ICv2: What’s your assessment of the state of the games market and Wizards of the Coast’s place in it?
Greg Leeds: The games market is doing well from our standpoint. Our business is up significantly, particularly being driven by Magic: The Gathering. We’re seeing player growth, store growth and revenue growth across the board both here in the U.S. and on a global basis.
ICv2: Is the market growing, your share, or both?
Greg Leeds: With the data we have, it appears that the market is growing. From our perspective, retailers, as is our goal, are becoming financially more successful, and with that financial success they’re investing in great play experiences and attracting more people to the industry in general and not just to our brands.
ICv2: The vision for D&D which was hinted at a year ago is becoming clearer, with an ambitious transmedia narrative that all feeds back to the game but also has its own parts of the story. Can you talk about the overall strategy for what you’re doing with Dungeons & Dragons?
Greg Leeds: We are very ambitious with Dungeons & Dragons, and as you say, the strategy that we’re pursuing is starting to emerge. One of the most important things with Dungeons & Dragons is that we are able to take the same stories and themes and execute them across platforms, not just in the paper side of the business but the digital side. It’s beginning to happen now with the launch of The Sundering. It’s our opportunity to rewrite the story of the Forgotten Realms and bring the realms back together.
The first and most tangible example of that is Bob Salvatore’s book, The Companions, which is doing extremely well. We’ve got five other great authors who are working on The Sundering. Those stories will then be taken to digital and paper products.
On the digital side, we’ve got a really exciting line-up of things that will be coming out shortly. The Neverwinter launch from Perfect World came out in June and already has two million people who have downloaded the game. This brings a whole bunch of new fans to the D&D business.
Next month we’ve got a new mobile game coming out, which is a battle RPG called Arena of War. It will bring in all kinds of new players who want to have that RPG experience on a mobile device, either a phone or a tablet. On the traditional board game sides, we’re coming out with Lords of Waterdeep as a digital tablet experience sometime in early 2014.
As we bring the stories together with all of those expressions across those platforms, we think D&D is poised for a completely new generation of consumers and excitement around the brand.
ICv2: Are you saying that the novels are the launch of the narratives and then they’re expressed in other media rather than it being a simultaneous thing?The Isteval character is a great introductory character to the Sundering Event. His video is well done and really gets even a staunchly Greyhawk fanboy such as myself thinking about the Forgotten Realms in a positive way.
Greg Leeds: Some things are done simultaneously and some things are done in sequence. In particular, one of the key characters in the novel line is Isteval, who will come in the mobile Arena of War game. In that sense, that there is sometime simultaneous and sometimes slightly delayed, but in over time they will be simultaneously experienced on different platforms.
ICv2: Fiction, paper games, online games, and comics are all places where this narrative is expressed, is that everything?

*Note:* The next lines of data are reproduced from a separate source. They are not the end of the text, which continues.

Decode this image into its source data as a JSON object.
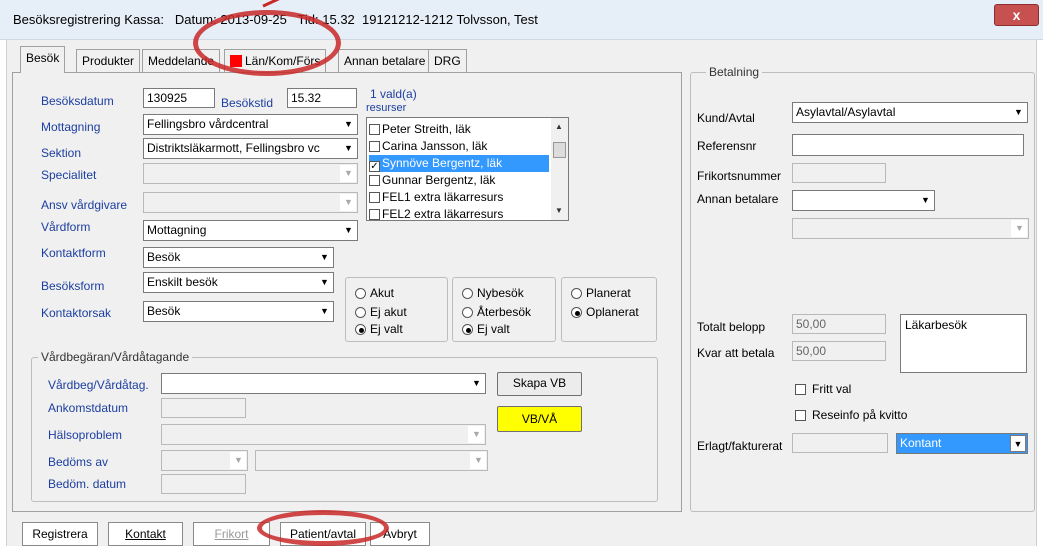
{
  "window": {
    "title": "Besöksregistrering Kassa:   Datum: 2013-09-25   Tid: 15.32  19121212-1212 Tolvsson, Test",
    "close_label": "x"
  },
  "tabs": [
    {
      "label": "Besök"
    },
    {
      "label": "Produkter"
    },
    {
      "label": "Meddelande"
    },
    {
      "label": "Län/Kom/Förs"
    },
    {
      "label": "Annan betalare"
    },
    {
      "label": "DRG"
    }
  ],
  "form": {
    "besoksdatum_label": "Besöksdatum",
    "besoksdatum_value": "130925",
    "besokstid_label": "Besökstid",
    "besokstid_value": "15.32",
    "mottagning_label": "Mottagning",
    "mottagning_value": "Fellingsbro vårdcentral",
    "sektion_label": "Sektion",
    "sektion_value": "Distriktsläkarmott, Fellingsbro vc",
    "specialitet_label": "Specialitet",
    "ansv_label": "Ansv vårdgivare",
    "vardform_label": "Vårdform",
    "vardform_value": "Mottagning",
    "kontaktform_label": "Kontaktform",
    "kontaktform_value": "Besök",
    "besoksform_label": "Besöksform",
    "besoksform_value": "Enskilt besök",
    "kontaktorsak_label": "Kontaktorsak",
    "kontaktorsak_value": "Besök"
  },
  "resources": {
    "header_line1": "1 vald(a)",
    "header_line2": "resurser",
    "items": [
      {
        "label": "Peter Streith, läk",
        "checked": false,
        "selected": false
      },
      {
        "label": "Carina Jansson, läk",
        "checked": false,
        "selected": false
      },
      {
        "label": "Synnöve Bergentz, läk",
        "checked": true,
        "selected": true
      },
      {
        "label": "Gunnar Bergentz, läk",
        "checked": false,
        "selected": false
      },
      {
        "label": "FEL1 extra läkarresurs",
        "checked": false,
        "selected": false
      },
      {
        "label": "FEL2 extra läkarresurs",
        "checked": false,
        "selected": false
      }
    ]
  },
  "radios": {
    "g1": [
      {
        "label": "Akut",
        "on": false
      },
      {
        "label": "Ej akut",
        "on": false
      },
      {
        "label": "Ej valt",
        "on": true
      }
    ],
    "g2": [
      {
        "label": "Nybesök",
        "on": false
      },
      {
        "label": "Återbesök",
        "on": false
      },
      {
        "label": "Ej valt",
        "on": true
      }
    ],
    "g3": [
      {
        "label": "Planerat",
        "on": false
      },
      {
        "label": "Oplanerat",
        "on": true
      }
    ]
  },
  "vardbegaran": {
    "legend": "Vårdbegäran/Vårdåtagande",
    "vardbeg_label": "Vårdbeg/Vårdåtag.",
    "ankomst_label": "Ankomstdatum",
    "halso_label": "Hälsoproblem",
    "bedoms_label": "Bedöms av",
    "bedomdatum_label": "Bedöm. datum",
    "skapa_vb": "Skapa VB",
    "vb_va": "VB/VÅ"
  },
  "betalning": {
    "legend": "Betalning",
    "kund_label": "Kund/Avtal",
    "kund_value": "Asylavtal/Asylavtal",
    "referens_label": "Referensnr",
    "frikort_label": "Frikortsnummer",
    "annan_label": "Annan betalare",
    "totalt_label": "Totalt belopp",
    "totalt_value": "50,00",
    "kvar_label": "Kvar att betala",
    "kvar_value": "50,00",
    "note_value": "Läkarbesök",
    "fritt_val": "Fritt val",
    "reseinfo": "Reseinfo på kvitto",
    "erlagt_label": "Erlagt/fakturerat",
    "erlagt_value": "Kontant"
  },
  "bottom": {
    "registrera": "Registrera",
    "kontakt": "Kontakt",
    "frikort": "Frikort",
    "patient": "Patient/avtal",
    "avbryt": "Avbryt"
  },
  "colors": {
    "label_blue": "#1c3ea0",
    "selection": "#3399ff",
    "highlight_circle": "#c82828",
    "yellow_button": "#ffff00"
  }
}
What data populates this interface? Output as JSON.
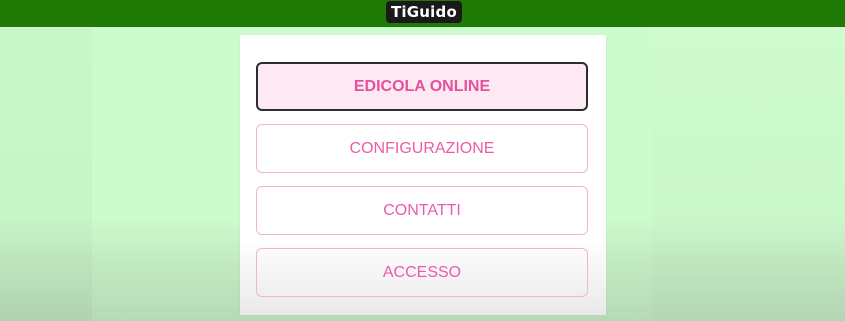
{
  "header": {
    "logo_text": "TiGuido",
    "bar_color": "#1f7a06"
  },
  "menu": {
    "items": [
      {
        "label": "EDICOLA ONLINE",
        "active": true
      },
      {
        "label": "CONFIGURAZIONE",
        "active": false
      },
      {
        "label": "CONTATTI",
        "active": false
      },
      {
        "label": "ACCESSO",
        "active": false
      }
    ]
  },
  "colors": {
    "accent": "#ea5ca6",
    "background": "#ccfbcc"
  }
}
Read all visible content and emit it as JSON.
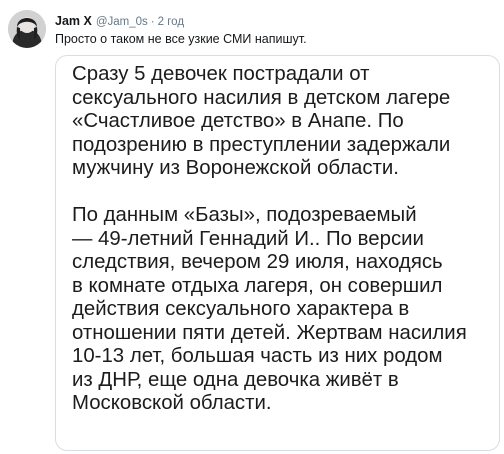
{
  "tweet": {
    "author_name": "Jam X",
    "author_handle": "@Jam_0s",
    "separator": "·",
    "time": "2 год",
    "text": "Просто о таком не все узкие СМИ напишут.",
    "avatar_icon": "user-avatar-photo"
  },
  "quote": {
    "paragraph1": [
      "Сразу 5 девочек пострадали от",
      "сексуального насилия в детском лагере",
      "«Счастливое детство» в Анапе. По",
      "подозрению в преступлении задержали",
      "мужчину из Воронежской области."
    ],
    "paragraph2": [
      "По данным «Базы», подозреваемый",
      "— 49-летний Геннадий И.. По версии",
      "следствия, вечером 29 июля, находясь",
      "в комнате отдыха лагеря, он совершил",
      "действия сексуального характера в",
      "отношении пяти детей. Жертвам насилия",
      "10-13 лет, большая часть из них родом",
      "из ДНР, еще одна девочка живёт в",
      "Московской области."
    ]
  }
}
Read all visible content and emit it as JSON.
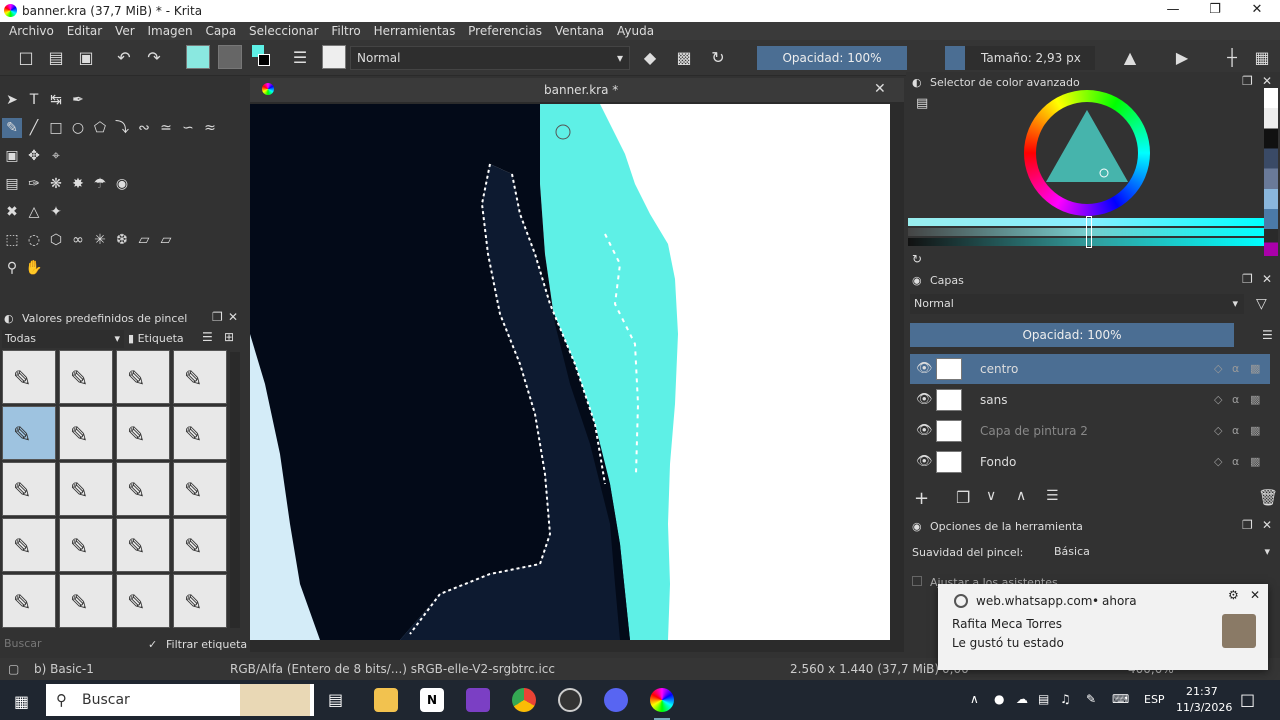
{
  "window": {
    "title": "banner.kra (37,7 MiB)  * - Krita"
  },
  "menu": [
    "Archivo",
    "Editar",
    "Ver",
    "Imagen",
    "Capa",
    "Seleccionar",
    "Filtro",
    "Herramientas",
    "Preferencias",
    "Ventana",
    "Ayuda"
  ],
  "toolbar": {
    "blend_mode": "Normal",
    "opacity": "Opacidad: 100%",
    "size": "Tamaño: 2,93 px"
  },
  "brush_presets": {
    "title": "Valores predefinidos de pincel",
    "tag_filter": "Todas",
    "tag_button": "Etiqueta",
    "search_placeholder": "Buscar",
    "filter_tag_label": "Filtrar etiqueta"
  },
  "canvas": {
    "tab_title": "banner.kra *"
  },
  "color_selector": {
    "title": "Selector de color avanzado"
  },
  "layers": {
    "title": "Capas",
    "blend_mode": "Normal",
    "opacity": "Opacidad:  100%",
    "items": [
      {
        "name": "centro",
        "selected": true
      },
      {
        "name": "sans",
        "selected": false
      },
      {
        "name": "Capa de pintura 2",
        "selected": false
      },
      {
        "name": "Fondo",
        "selected": false
      }
    ]
  },
  "tool_options": {
    "title": "Opciones de la herramienta",
    "smoothing_label": "Suavidad del pincel:",
    "smoothing_value": "Básica",
    "assistants_label": "Ajustar a los asistentes"
  },
  "status": {
    "brush": "b) Basic-1",
    "color_model": "RGB/Alfa (Entero de 8 bits/...)  sRGB-elle-V2-srgbtrc.icc",
    "dimensions": "2.560 x 1.440 (37,7 MiB)",
    "rotation": "0,00",
    "zoom": "400,0%"
  },
  "notification": {
    "source": "web.whatsapp.com",
    "time": "ahora",
    "sender": "Rafita Meca Torres",
    "message": "Le gustó tu estado"
  },
  "taskbar": {
    "search_placeholder": "Buscar",
    "time": "21:37",
    "date": "11/3/2026",
    "language": "ESP"
  },
  "colors": {
    "accent": "#4b6e93",
    "cyan_paint": "#5ef0e6",
    "dark_paint": "#030a18",
    "navy_paint": "#0d1a30",
    "light_blue_paint": "#8ab6dc"
  }
}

Greg Leeds: If you include in paper games board games in a digital tablet format and in a paper format, yes. And we continue to work with our Los Angeles connections on the potential for a film. Unfortunately I can’t announce anything at this time but we are looking for all venues of telling our story.
ICv2: We recently did an interview about The Sundering and how it’s going to be playable with 3.5, 4 or Next rules and your folks made the comment that they’re disengaging the narrative from the rules so you can play however you want all around the same narrative (see "Exclusive Interview on The Sundering"). Can you talk more about that interesting strategy?
Greg Leeds: The idea is that we don’t want any of our audience split based on the rules they’re familiar with and like to play. We want to offer an opportunity for whatever your rules choice is so you can enjoy the narrative that’s coming up and the characters in the story lines that will excite the fan base in the future.
ICv2: Is that the strategy going forward?
Greg Leeds: Yes, absolutely. That’ll be a strategy you’ll see for years to come.
ICv2: Maybe take some share back from Paizo?
Greg Leeds: We’re not in a share game; we never have been. I’ve been with Wizards of the Coast for five years and we’ve always talked about how our role is to build the hobby gaming industry. We’ve said that from the beginning; we stick by that now. I wish the best of luck to all hobby game manufacturers. All of them.
ICv2: One of the surprises to us is that the market seems to have been able to absorb two new successful CCG launches, but in recent years there were a lot of CCGs launches that crashed and burned in a year or less. What does that tell you about the market?
Greg Leeds: What it tells me is what I’ve believed, which is that the hobby gaming industry competes in the general entertainment industry. When you think of that, it means that we are only capturing a small percentage of the total entertainment leisure time and money that our potential consumers have. So our opportunity in the industry is to build way beyond where we are today . . .